Talent   //   May 31, 2024

Employers boost incentives to get staff to relocate

Getting employees to relocate so they can spend more time in the office is like pulling teeth for some employers. That’s why many are still offering incentives to sweeten the trade-off.

Some 64% of companies said an employee declined relocating for work last year, which is up from the year prior, according to a survey from Atlas Van Lines including responses from over 500 company leaders. In 2019, 57% of companies reported an employee declined to locate.

It comes as more companies are forcing staff back into offices they may not even live near, like Walmart, which laid off hundreds of corporate staff this month and said those remaining in remote roles needed to relocate to its Bentonville, Arkansas headquarters or other primary offices in New Jersey and San Francisco. 

Employee views around moving for work have shifted post-pandemic as staff place more value on work-life balance, family and community, but they also have far less leverage than they did during the Great Resignation. While some may be forced into moving closer to work, companies are still trying to entice them a bit, and upping the offer when asking current staff and candidates to make such a major life change. 

Companies are incentivizing staff to relocate with more offering to cover travel expenses, giving relocation sign-on bonuses, and offering guaranteed employment contracts for a specified amount of time than they did the year prior, according to the Atlas report. Almost all companies reported boosting their nonstandard relocation incentives last year.

Some 44% of companies offered sign-on bonuses for staff relocating in 2023, up from 42% the prior year, and 42% offered contracts guaranteeing employment for a certain time period, up from 34% the prior year. More companies also offered cost of living adjustments — 42% in 2023, up from 39% in 2022. And overall relocation volumes did rise last year, along with budgets for relocations, which are expected to increase again this year, the survey found. 

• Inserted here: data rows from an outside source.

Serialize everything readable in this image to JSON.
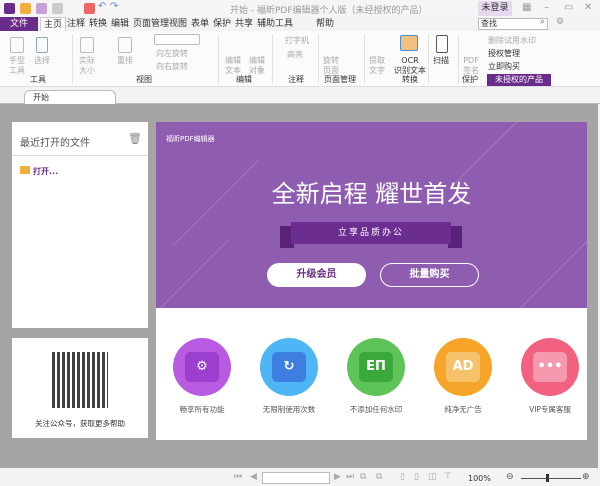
{
  "titlebar": {
    "title": "开始 - 福昕PDF编辑器个人版（未经授权的产品）",
    "login": "未登录"
  },
  "menu": {
    "file": "文件",
    "tabs": [
      "主页",
      "注释",
      "转换",
      "编辑",
      "页面管理",
      "视图",
      "表单",
      "保护",
      "共享",
      "辅助工具",
      "帮助"
    ]
  },
  "search": {
    "placeholder": "查找"
  },
  "ribbon": {
    "tools": [
      "手型\n工具",
      "选择"
    ],
    "group_tools": "工具",
    "view": [
      "实际\n大小",
      "重排",
      "向左旋转",
      "向右旋转"
    ],
    "group_view": "视图",
    "edit": [
      "编辑\n文本",
      "编辑\n对象"
    ],
    "group_edit": "编辑",
    "comment": [
      "打字机",
      "高亮"
    ],
    "group_comment": "注释",
    "pages": [
      "旋转\n页面"
    ],
    "group_pages": "页面管理",
    "convert": [
      "提取\n文字",
      "OCR\n识别文本"
    ],
    "group_convert": "转换",
    "scan": "扫描",
    "protect": [
      "PDF\n签名"
    ],
    "group_protect": "保护",
    "product": [
      "删除试用水印",
      "授权管理",
      "立即购买"
    ],
    "group_product": "未授权的产品"
  },
  "tab": {
    "label": "开始"
  },
  "recent": {
    "title": "最近打开的文件",
    "open": "打开..."
  },
  "qr": {
    "caption": "关注公众号，获取更多帮助"
  },
  "banner": {
    "brand": "福昕PDF编辑器",
    "headline": "全新启程 耀世首发",
    "ribbon_text": "立享品质办公",
    "upgrade": "升级会员",
    "bulk_buy": "批量购买"
  },
  "benefits": [
    {
      "label": "畅享所有功能",
      "color": "#b95be0",
      "inner": "#9a3fcf",
      "glyph": "⚙"
    },
    {
      "label": "无限制使用次数",
      "color": "#4eb6f5",
      "inner": "#3d7ee0",
      "glyph": "↻"
    },
    {
      "label": "不添加任何水印",
      "color": "#5ec45a",
      "inner": "#3aa83a",
      "glyph": "EΠ"
    },
    {
      "label": "纯净无广告",
      "color": "#f7a52a",
      "inner": "#f5c26b",
      "glyph": "AD"
    },
    {
      "label": "VIP专属客服",
      "color": "#f2617f",
      "inner": "#f59aae",
      "glyph": "•••"
    }
  ],
  "status": {
    "zoom": "100%"
  }
}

Another way employers are sweetening the deal when asking staff to move is by ensuring they’ll have more flexibility around the time they spend in the office, for instance allowing them more control over which days and during what hours they choose. “Job seekers are saying that a flexible work arrangement is one of the top three incentives that would attract them to a new company, ” said Rhea Moss, global head of workforce and customer insights at iCIMS. “I absolutely think candidates are now considering it a perk or a benefit just as much as things like paid time off and 401K matching,” Moss said.

“I think increasingly more [job seekers] are open to it, but it's not their preference."
Samuel Dunsinger, job developer at an employment agency.

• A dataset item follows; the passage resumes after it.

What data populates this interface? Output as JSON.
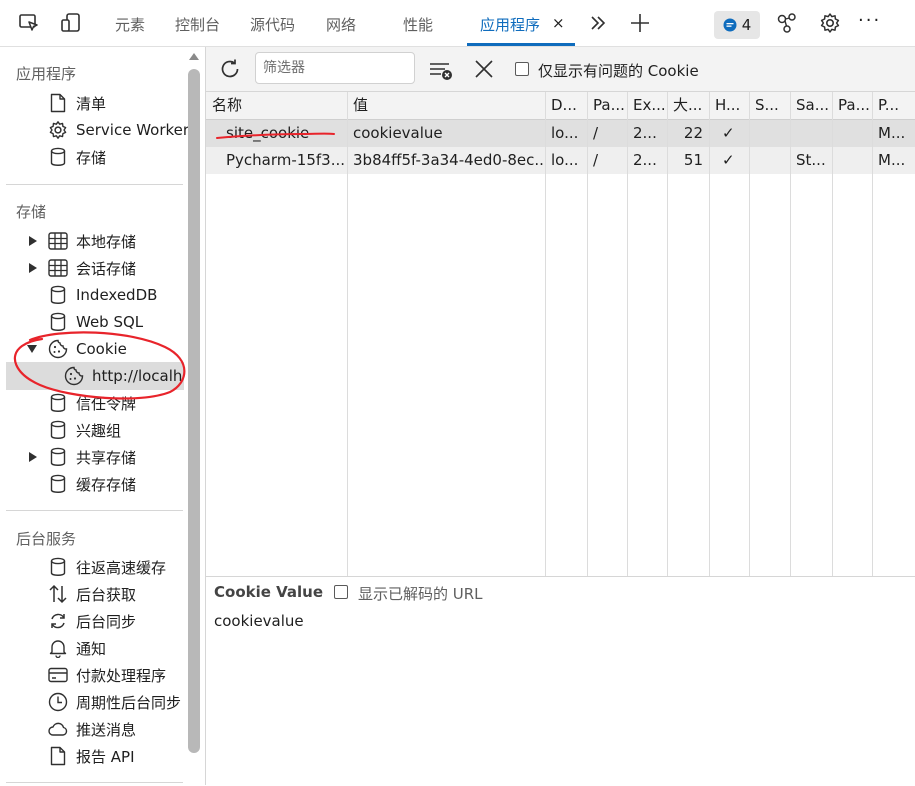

“I think increasingly more [job seekers] are open to it, but it’s not their preference,” said Samuel Dunsinger, a job developer at an employment agency in Ottawa, Canada. He moved to Ottawa this March from his hometown, Toronto, about 200 miles away, after landing the role he’s in now. He did not receive financial assistance from his new employer to help cover the move though, he said. 

“I wasn’t really getting anywhere in my city,” he said about his lengthy job search prior. “But there were definitely some risks involved, like if it doesn’t work out, for instance.” He’s hearing that same fear from clients, he said. In the Atlas survey, safety and family reasons were cited most often by employees declining to relocate for work, followed by a lack of assistance from a spouse or partner.

Ultimately, out-of-state hires have remained steady over the past year, making up about 11% of hires on average, according to another report from iCIMS which included responses from over 1,000 U.S. CHROs and chief people officers. And applications from out-of-state job seekers have also been steady, accounting for about 22% of applications, that report found.

Another survey from outplacement firm Challenger, Gray and Christmas found relocations, which hit a record low at 1.5% of all job seekers, rebounded to 2.4% in the first quarter of this year. The rise was even more pronounced among high-salary job seekers, or those making over $200,000 a year, with 3.7% of them moving for new jobs in the first quarter. 

“Despite the slight bump in relocation, it is unlikely job seekers will ever relocate at the rate they did in past decades, as technological advancements and generational shifts continue to shape the workforce,” Andy Challenger, senior vp at Challenger, Gray and Christmas, said in that report. 

“The future of work will continue to evolve, with remote and hybrid models becoming deeply entrenched. Even with the current trend of return-to-office mandates, workers already know most jobs can be done remotely. That genie is out of the bottle,” said Challenger.